= Beginning of Section =

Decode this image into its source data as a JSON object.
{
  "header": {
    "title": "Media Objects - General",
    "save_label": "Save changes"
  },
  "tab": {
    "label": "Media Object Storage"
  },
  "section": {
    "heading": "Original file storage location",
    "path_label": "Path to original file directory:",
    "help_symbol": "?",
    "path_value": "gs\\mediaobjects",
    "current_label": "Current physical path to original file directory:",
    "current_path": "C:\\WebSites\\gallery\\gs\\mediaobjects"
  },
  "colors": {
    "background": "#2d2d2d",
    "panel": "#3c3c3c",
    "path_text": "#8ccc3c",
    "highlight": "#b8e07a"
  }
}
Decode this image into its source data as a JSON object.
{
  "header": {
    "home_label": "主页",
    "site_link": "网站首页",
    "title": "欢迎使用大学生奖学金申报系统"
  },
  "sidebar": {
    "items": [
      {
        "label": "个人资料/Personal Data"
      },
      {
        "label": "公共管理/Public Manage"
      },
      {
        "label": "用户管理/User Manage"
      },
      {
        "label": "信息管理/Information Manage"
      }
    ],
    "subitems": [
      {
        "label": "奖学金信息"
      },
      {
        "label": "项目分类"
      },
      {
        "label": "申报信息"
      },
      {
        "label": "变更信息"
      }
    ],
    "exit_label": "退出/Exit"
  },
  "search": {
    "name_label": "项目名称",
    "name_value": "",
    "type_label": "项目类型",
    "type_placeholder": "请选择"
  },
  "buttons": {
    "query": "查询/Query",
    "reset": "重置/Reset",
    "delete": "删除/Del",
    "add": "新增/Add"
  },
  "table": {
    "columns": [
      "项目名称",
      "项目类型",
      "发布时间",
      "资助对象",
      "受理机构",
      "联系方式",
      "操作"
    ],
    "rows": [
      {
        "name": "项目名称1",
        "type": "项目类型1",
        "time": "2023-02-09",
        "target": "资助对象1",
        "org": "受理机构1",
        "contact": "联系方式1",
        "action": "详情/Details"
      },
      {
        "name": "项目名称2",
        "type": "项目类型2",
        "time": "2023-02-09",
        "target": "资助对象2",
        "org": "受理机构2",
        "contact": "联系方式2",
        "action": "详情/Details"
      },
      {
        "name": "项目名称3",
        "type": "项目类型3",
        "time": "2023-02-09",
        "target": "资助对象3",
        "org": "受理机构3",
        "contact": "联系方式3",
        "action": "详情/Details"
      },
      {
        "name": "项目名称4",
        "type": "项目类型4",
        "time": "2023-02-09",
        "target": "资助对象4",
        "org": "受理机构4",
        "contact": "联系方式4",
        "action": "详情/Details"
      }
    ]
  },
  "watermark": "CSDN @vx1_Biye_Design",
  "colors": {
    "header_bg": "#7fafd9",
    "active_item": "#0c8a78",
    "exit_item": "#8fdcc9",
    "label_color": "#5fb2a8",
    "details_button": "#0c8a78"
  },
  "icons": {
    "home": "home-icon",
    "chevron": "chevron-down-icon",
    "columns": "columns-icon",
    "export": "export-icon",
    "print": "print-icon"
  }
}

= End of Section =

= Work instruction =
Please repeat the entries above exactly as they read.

= Your solution =
Decode this image into its source data as a JSON object.
{
  "header": {
    "title": "Media Objects - General",
    "save_label": "Save changes"
  },
  "tab": {
    "label": "Media Object Storage"
  },
  "section": {
    "heading": "Original file storage location",
    "path_label": "Path to original file directory:",
    "help_symbol": "?",
    "path_value": "gs\\mediaobjects",
    "current_label": "Current physical path to original file directory:",
    "current_path": "C:\\WebSites\\gallery\\gs\\mediaobjects"
  },
  "colors": {
    "background": "#2d2d2d",
    "panel": "#3c3c3c",
    "path_text": "#8ccc3c",
    "highlight": "#b8e07a"
  }
}
Decode this image into its source data as a JSON object.
{
  "header": {
    "home_label": "主页",
    "site_link": "网站首页",
    "title": "欢迎使用大学生奖学金申报系统"
  },
  "sidebar": {
    "items": [
      {
        "label": "个人资料/Personal Data"
      },
      {
        "label": "公共管理/Public Manage"
      },
      {
        "label": "用户管理/User Manage"
      },
      {
        "label": "信息管理/Information Manage"
      }
    ],
    "subitems": [
      {
        "label": "奖学金信息"
      },
      {
        "label": "项目分类"
      },
      {
        "label": "申报信息"
      },
      {
        "label": "变更信息"
      }
    ],
    "exit_label": "退出/Exit"
  },
  "search": {
    "name_label": "项目名称",
    "name_value": "",
    "type_label": "项目类型",
    "type_placeholder": "请选择"
  },
  "buttons": {
    "query": "查询/Query",
    "reset": "重置/Reset",
    "delete": "删除/Del",
    "add": "新增/Add"
  },
  "table": {
    "columns": [
      "项目名称",
      "项目类型",
      "发布时间",
      "资助对象",
      "受理机构",
      "联系方式",
      "操作"
    ],
    "rows": [
      {
        "name": "项目名称1",
        "type": "项目类型1",
        "time": "2023-02-09",
        "target": "资助对象1",
        "org": "受理机构1",
        "contact": "联系方式1",
        "action": "详情/Details"
      },
      {
        "name": "项目名称2",
        "type": "项目类型2",
        "time": "2023-02-09",
        "target": "资助对象2",
        "org": "受理机构2",
        "contact": "联系方式2",
        "action": "详情/Details"
      },
      {
        "name": "项目名称3",
        "type": "项目类型3",
        "time": "2023-02-09",
        "target": "资助对象3",
        "org": "受理机构3",
        "contact": "联系方式3",
        "action": "详情/Details"
      },
      {
        "name": "项目名称4",
        "type": "项目类型4",
        "time": "2023-02-09",
        "target": "资助对象4",
        "org": "受理机构4",
        "contact": "联系方式4",
        "action": "详情/Details"
      }
    ]
  },
  "watermark": "CSDN @vx1_Biye_Design",
  "colors": {
    "header_bg": "#7fafd9",
    "active_item": "#0c8a78",
    "exit_item": "#8fdcc9",
    "label_color": "#5fb2a8",
    "details_button": "#0c8a78"
  },
  "icons": {
    "home": "home-icon",
    "chevron": "chevron-down-icon",
    "columns": "columns-icon",
    "export": "export-icon",
    "print": "print-icon"
  }
}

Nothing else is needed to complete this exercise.